Several years passed after that cold night on the river’s shore. In 1835 Mary Elizabeth married Adam Lightner. A few months later, the couple moved to Far West, Missouri, where many other Saints were living.
Mary Elizabeth and Adam lived in Far West for two years. It wasn’t long before mobs began to fight against the Saints in Far West, just as they had in Independence.
One day a mob came to Far West and set up cannons to attack the town. Some men from the mob approached Mary Elizabeth’s house. They carried a white flag to show that they came in peace. The men asked to speak to Mary Elizabeth, Adam, and Adam’s sister and her husband. They gathered outside Mary Elizabeth and Adam’s house.
One of the men was a general in the Missouri military. “Governor Boggs has given me orders to remove your families from Far West before we destroy the town,” he said. Mary Elizabeth used to work for Mr. Boggs and his family in Independence. The Boggs family had liked Mary Elizabeth. Now Mr. Boggs was governor of the whole state, and though he disliked the Mormons, he wanted to save her.
“Will you let all the Mormon women and children leave before the fighting begins?” Mary Elizabeth asked.
“My orders are to spare only these two families. Everyone else must be destroyed,” said the general.
Mary Elizabeth stood tall and said, “If that is the case, then I refuse to go. I am a full-blooded Mormon, and I am not ashamed of it.”
The general tried to persuade her to leave and save her children’s lives, but Mary Elizabeth stood firm. The general became angry. Suddenly a man rushed over. It was Heber C. Kimball, one of the Twelve Apostles! He helped defend Mary Elizabeth and her family from the angry general.

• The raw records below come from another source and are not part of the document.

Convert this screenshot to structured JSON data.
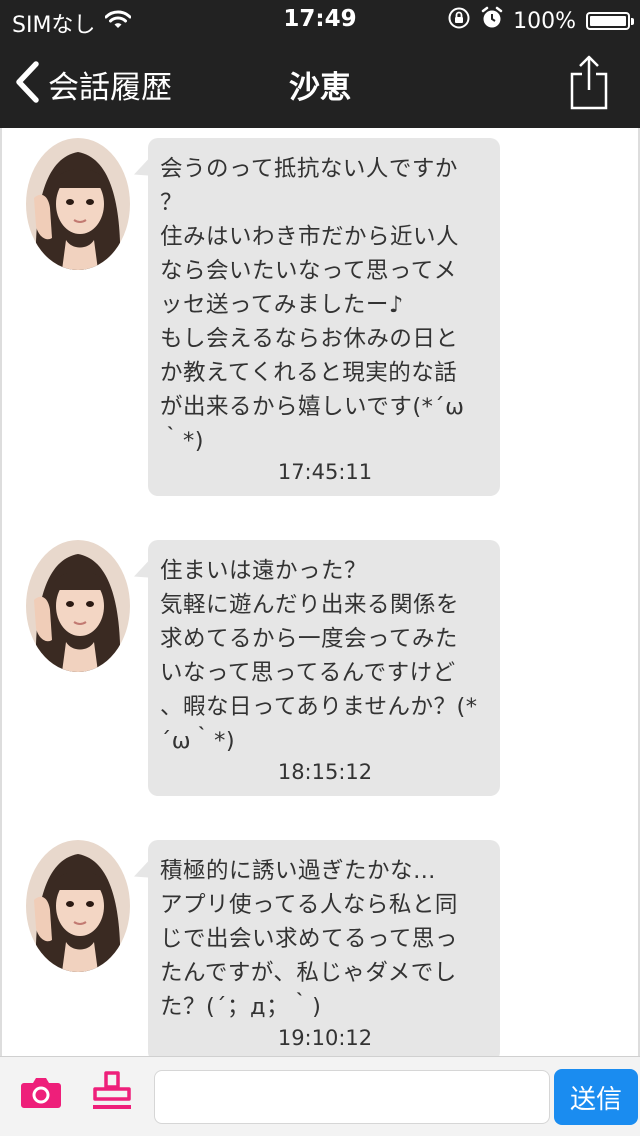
{
  "status_bar": {
    "carrier": "SIMなし",
    "time": "17:49",
    "battery_text": "100%",
    "icons": [
      "wifi-icon",
      "rotation-lock-icon",
      "alarm-icon",
      "battery-icon"
    ]
  },
  "nav": {
    "back_label": "会話履歴",
    "title": "沙恵",
    "share_icon": "share-icon",
    "back_icon": "chevron-left-icon"
  },
  "messages": [
    {
      "sender": "沙恵",
      "text": "会うのって抵抗ない人ですか\n？\n住みはいわき市だから近い人\nなら会いたいなって思ってメ\nッセ送ってみましたー♪\nもし会えるならお休みの日と\nか教えてくれると現実的な話\nが出来るから嬉しいです(*´ω\n｀*)",
      "time": "17:45:11"
    },
    {
      "sender": "沙恵",
      "text": "住まいは遠かった？\n気軽に遊んだり出来る関係を\n求めてるから一度会ってみた\nいなって思ってるんですけど\n、暇な日ってありませんか？(*\n´ω｀*)",
      "time": "18:15:12"
    },
    {
      "sender": "沙恵",
      "text": "積極的に誘い過ぎたかな…\nアプリ使ってる人なら私と同\nじで出会い求めてるって思っ\nたんですが、私じゃダメでし\nた？(´；д；｀)",
      "time": "19:10:12"
    }
  ],
  "input": {
    "placeholder": "",
    "send_label": "送信",
    "camera_icon": "camera-icon",
    "stamp_icon": "stamp-icon"
  },
  "colors": {
    "nav_bg": "#222222",
    "bubble_bg": "#e6e6e6",
    "accent_pink": "#ee1f7a",
    "send_blue": "#1a8cf0"
  }
}
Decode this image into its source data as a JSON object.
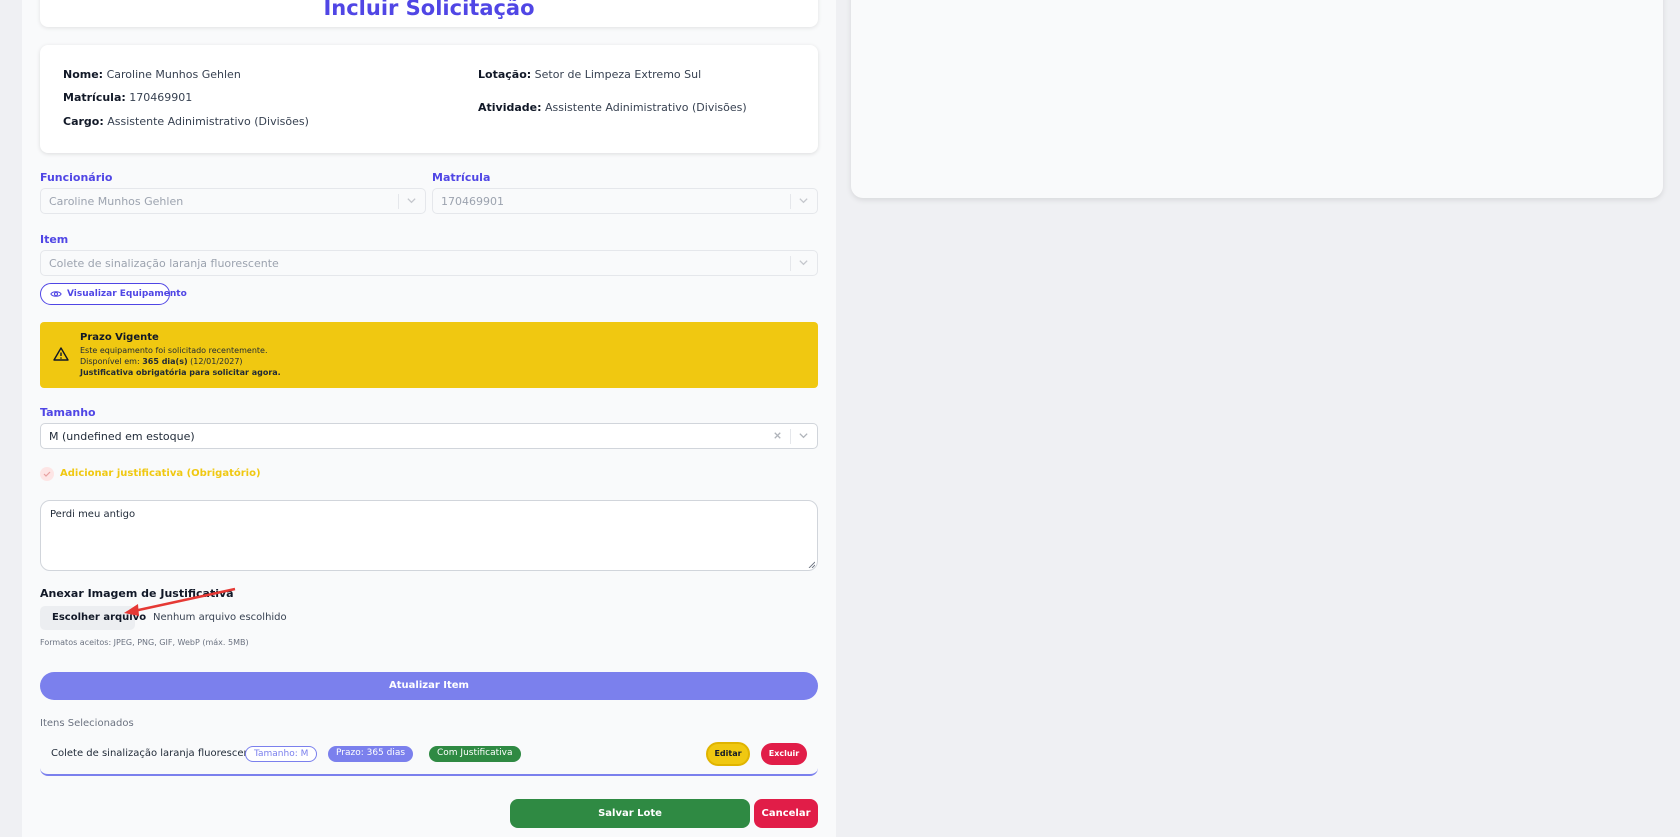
{
  "page": {
    "title": "Incluir Solicitação"
  },
  "employee_card": {
    "nome_label": "Nome:",
    "nome": "Caroline Munhos Gehlen",
    "matricula_label": "Matrícula:",
    "matricula": "170469901",
    "cargo_label": "Cargo:",
    "cargo": "Assistente Adinimistrativo (Divisões)",
    "lotacao_label": "Lotação:",
    "lotacao": "Setor de Limpeza Extremo Sul",
    "atividade_label": "Atividade:",
    "atividade": "Assistente Adinimistrativo (Divisões)"
  },
  "form": {
    "funcionario_label": "Funcionário",
    "funcionario_value": "Caroline Munhos Gehlen",
    "matricula_label": "Matrícula",
    "matricula_value": "170469901",
    "item_label": "Item",
    "item_value": "Colete de sinalização laranja fluorescente",
    "view_equipment_button": "Visualizar Equipamento",
    "tamanho_label": "Tamanho",
    "tamanho_value": "M (undefined em estoque)",
    "justificativa_checkbox_label": "Adicionar justificativa (Obrigatório)",
    "justificativa_text": "Perdi meu antigo",
    "attach_label": "Anexar Imagem de Justificativa",
    "file_button": "Escolher arquivo",
    "file_status": "Nenhum arquivo escolhido",
    "formats_hint": "Formatos aceitos: JPEG, PNG, GIF, WebP (máx. 5MB)",
    "update_button": "Atualizar Item"
  },
  "alert": {
    "title": "Prazo Vigente",
    "line1": "Este equipamento foi solicitado recentemente.",
    "line2_prefix": "Disponível em: ",
    "line2_days": "365 dia(s)",
    "line2_date": " (12/01/2027)",
    "line3": "Justificativa obrigatória para solicitar agora."
  },
  "selected_items": {
    "title": "Itens Selecionados",
    "items": [
      {
        "name": "Colete de sinalização laranja fluorescente",
        "size_badge": "Tamanho: M",
        "prazo_badge": "Prazo: 365 dias",
        "justificativa_badge": "Com Justificativa",
        "edit_label": "Editar",
        "delete_label": "Excluir"
      }
    ]
  },
  "footer": {
    "save_button": "Salvar Lote",
    "cancel_button": "Cancelar"
  },
  "colors": {
    "accent": "#5046e5",
    "warning": "#f0c811",
    "success": "#2f8a43",
    "danger": "#e11d48",
    "soft_accent": "#7b80ed"
  }
}
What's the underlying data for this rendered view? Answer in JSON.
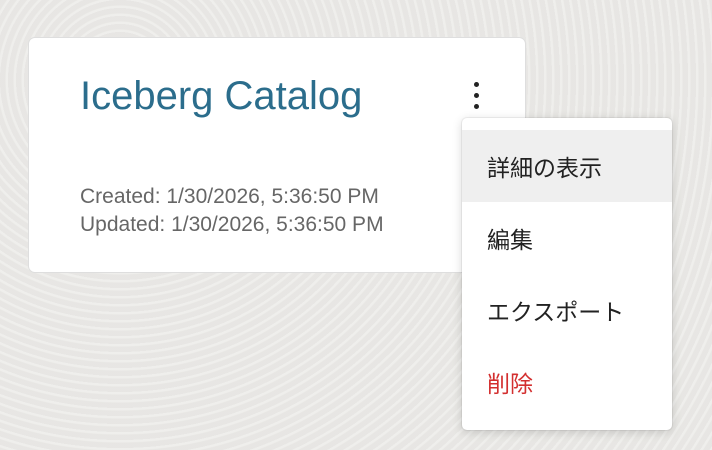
{
  "card": {
    "title": "Iceberg Catalog",
    "created": "Created: 1/30/2026, 5:36:50 PM",
    "updated": "Updated: 1/30/2026, 5:36:50 PM",
    "more_icon": "kebab-vertical-icon"
  },
  "menu": {
    "items": [
      {
        "label": "詳細の表示"
      },
      {
        "label": "編集"
      },
      {
        "label": "エクスポート"
      },
      {
        "label": "削除"
      }
    ]
  },
  "colors": {
    "title": "#2b6d8c",
    "text": "#222222",
    "meta": "#666666",
    "danger": "#d32f2f",
    "active": "#efefef"
  }
}
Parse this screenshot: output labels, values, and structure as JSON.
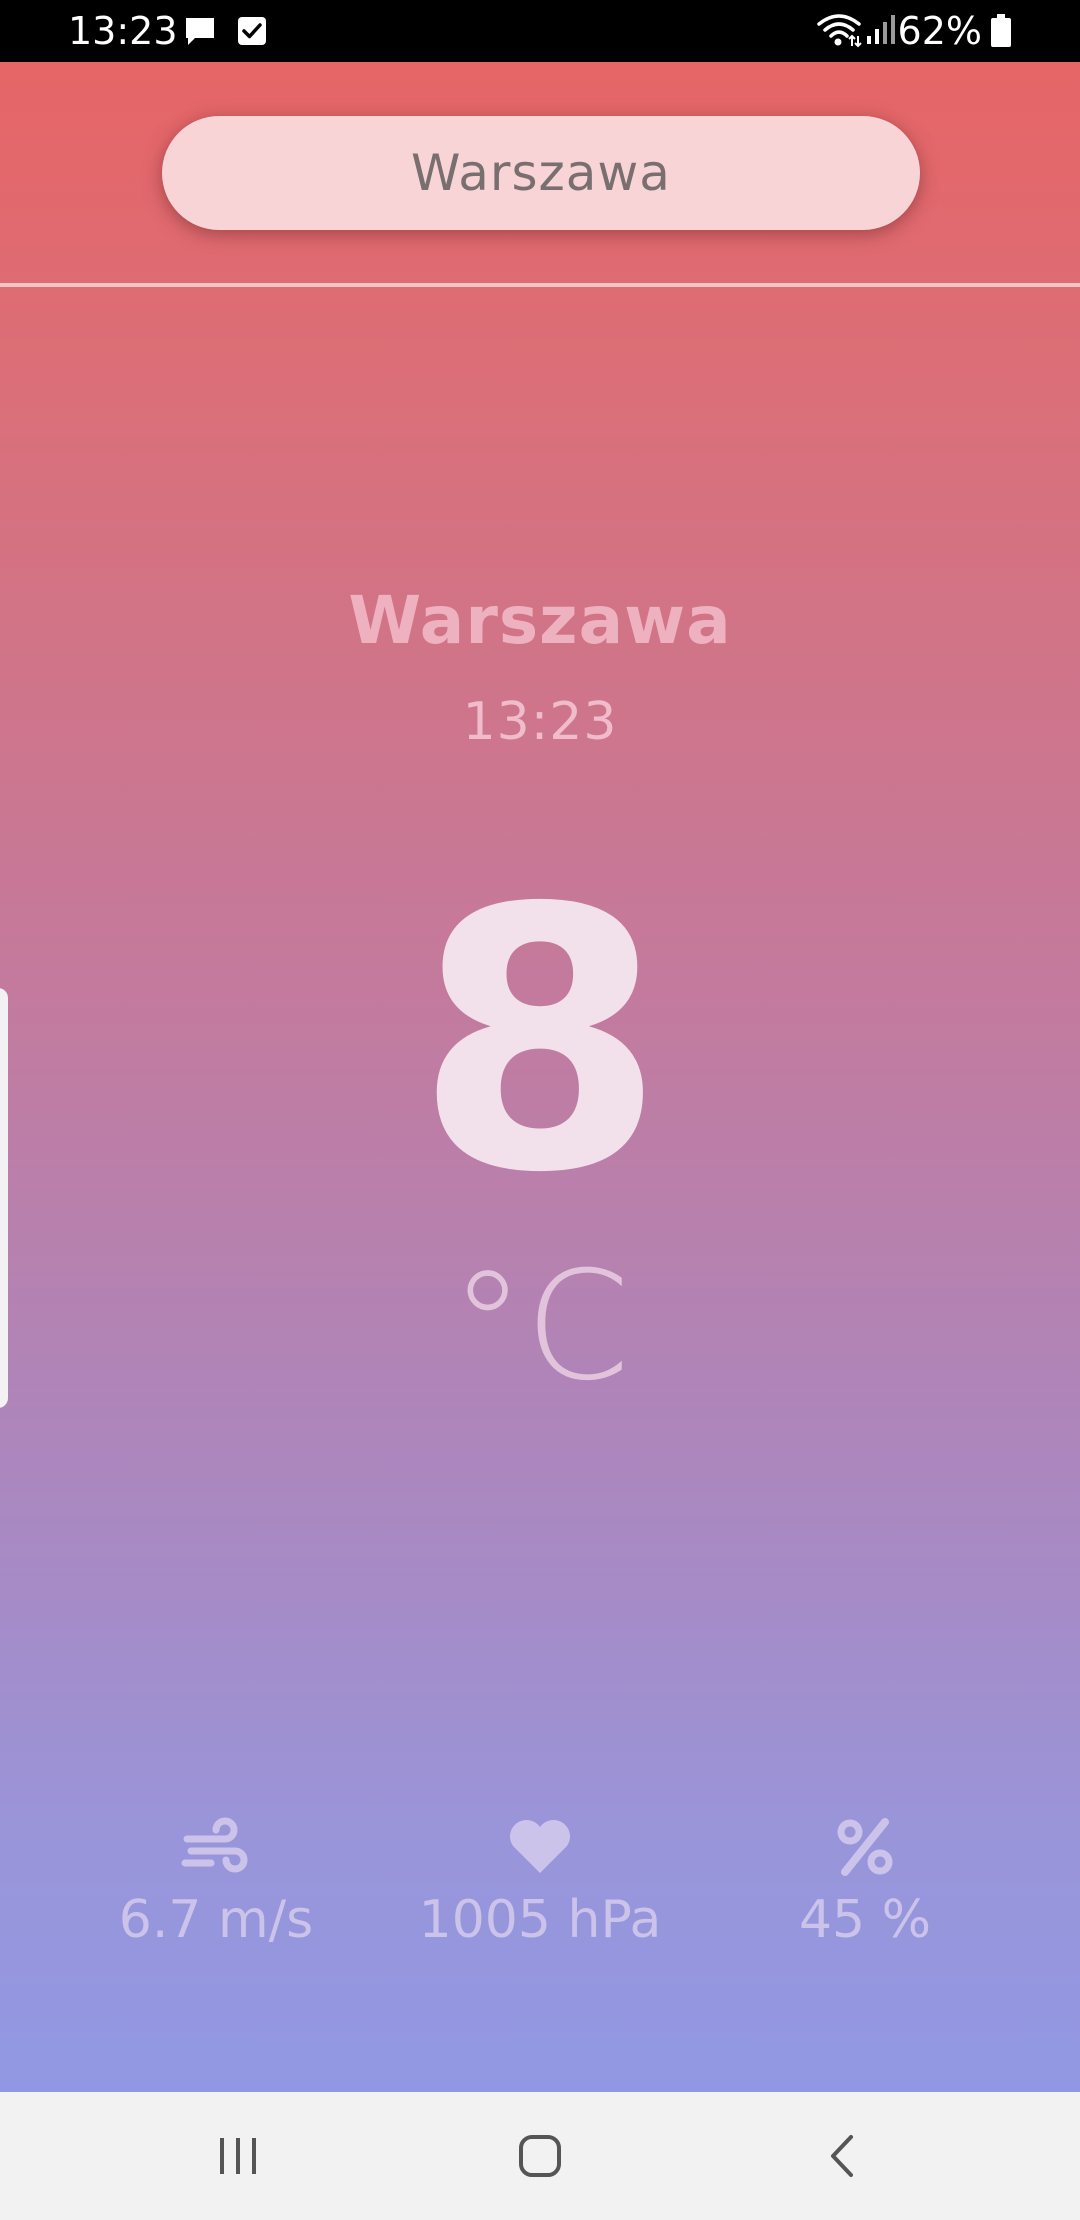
{
  "status_bar": {
    "time": "13:23",
    "battery": "62%",
    "icons": [
      "message-icon",
      "check-box-icon",
      "wifi-icon",
      "signal-icon",
      "battery-icon"
    ]
  },
  "search": {
    "value": "Warszawa",
    "placeholder": ""
  },
  "weather": {
    "city": "Warszawa",
    "time": "13:23",
    "temperature": "8",
    "unit": "°C"
  },
  "stats": {
    "wind": {
      "icon": "wind-icon",
      "value": "6.7 m/s"
    },
    "pressure": {
      "icon": "heart-icon",
      "value": "1005 hPa"
    },
    "humidity": {
      "icon": "percent-icon",
      "value": "45 %"
    }
  },
  "nav": {
    "icons": [
      "recents-icon",
      "home-icon",
      "back-icon"
    ]
  },
  "colors": {
    "gradient_top": "#e66566",
    "gradient_bottom": "#9198e3",
    "search_bg": "#f8d4d6"
  }
}
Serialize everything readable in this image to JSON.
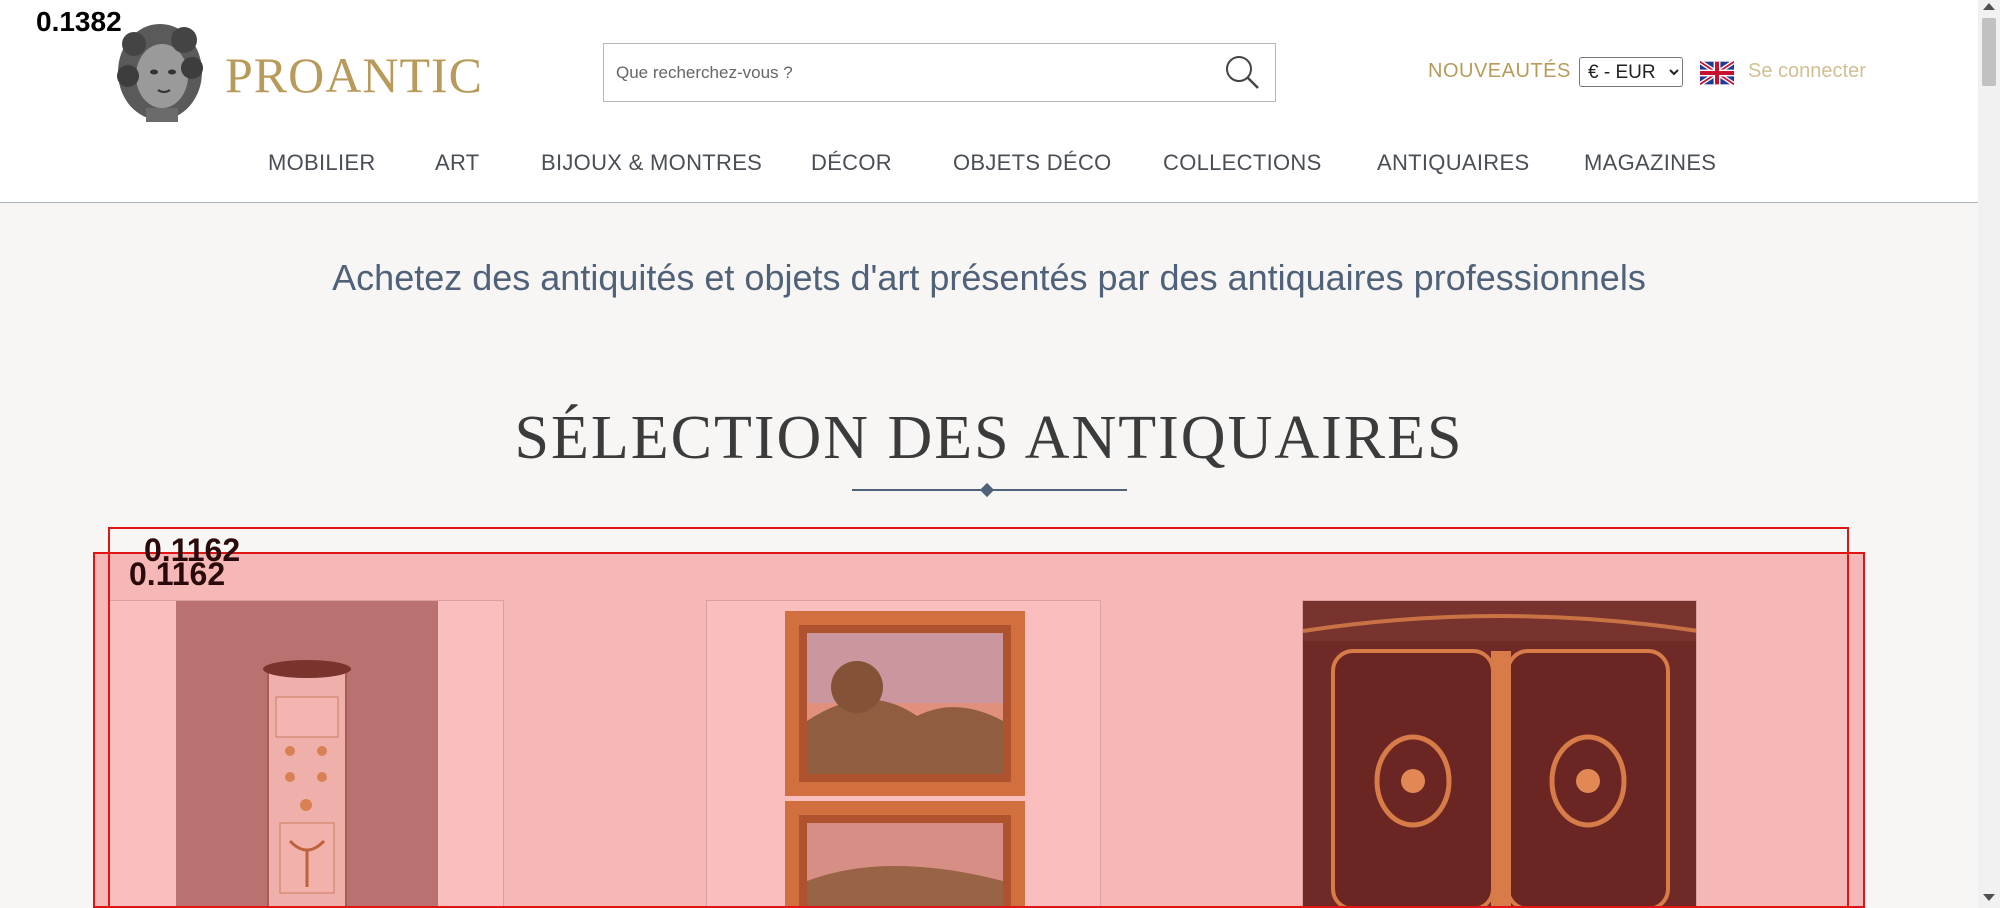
{
  "header": {
    "logo_text": "PROANTIC",
    "search": {
      "placeholder": "Que recherchez-vous ?"
    },
    "nouveautes": "NOUVEAUTÉS",
    "currency": {
      "selected": "€ - EUR"
    },
    "login": "Se connecter"
  },
  "nav": {
    "items": [
      {
        "label": "MOBILIER"
      },
      {
        "label": "ART"
      },
      {
        "label": "BIJOUX & MONTRES"
      },
      {
        "label": "DÉCOR"
      },
      {
        "label": "OBJETS DÉCO"
      },
      {
        "label": "COLLECTIONS"
      },
      {
        "label": "ANTIQUAIRES"
      },
      {
        "label": "MAGAZINES"
      }
    ]
  },
  "main": {
    "tagline": "Achetez des antiquités et objets d'art présentés par des antiquaires professionnels",
    "section_title": "SÉLECTION DES ANTIQUAIRES"
  },
  "overlay": {
    "corner_label": "0.1382",
    "box_label_1": "0.1162",
    "box_label_2": "0.1162"
  },
  "colors": {
    "brand_gold": "#b89a5a",
    "title_blue": "#4f6279",
    "overlay_red": "#e01515"
  }
}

“Sister Lightner,” said Brother Kimball, “God Almighty bless you. I thank my God for a soul that is ready to die for her religion. Not a hair of your head will be harmed. I will protect you.”
“So will I,” said a voice. Brother Kimball was joined by Hyrum Smith, the Prophet Joseph’s brother. Other Church leaders came forward to support Mary Elizabeth and her family.
Even though the mob was ready to attack, the Saints in Far West were not harmed at that time. Mary Elizabeth took comfort that her faith in the Lord had made her strong.
Mary Elizabeth Rollins Lightner eventually moved with her family to Minersville, Utah. She passed away in 1913 at the age of 95. Mary Elizabeth personally knew many early leaders of the Church and stayed true to her testimony throughout her life.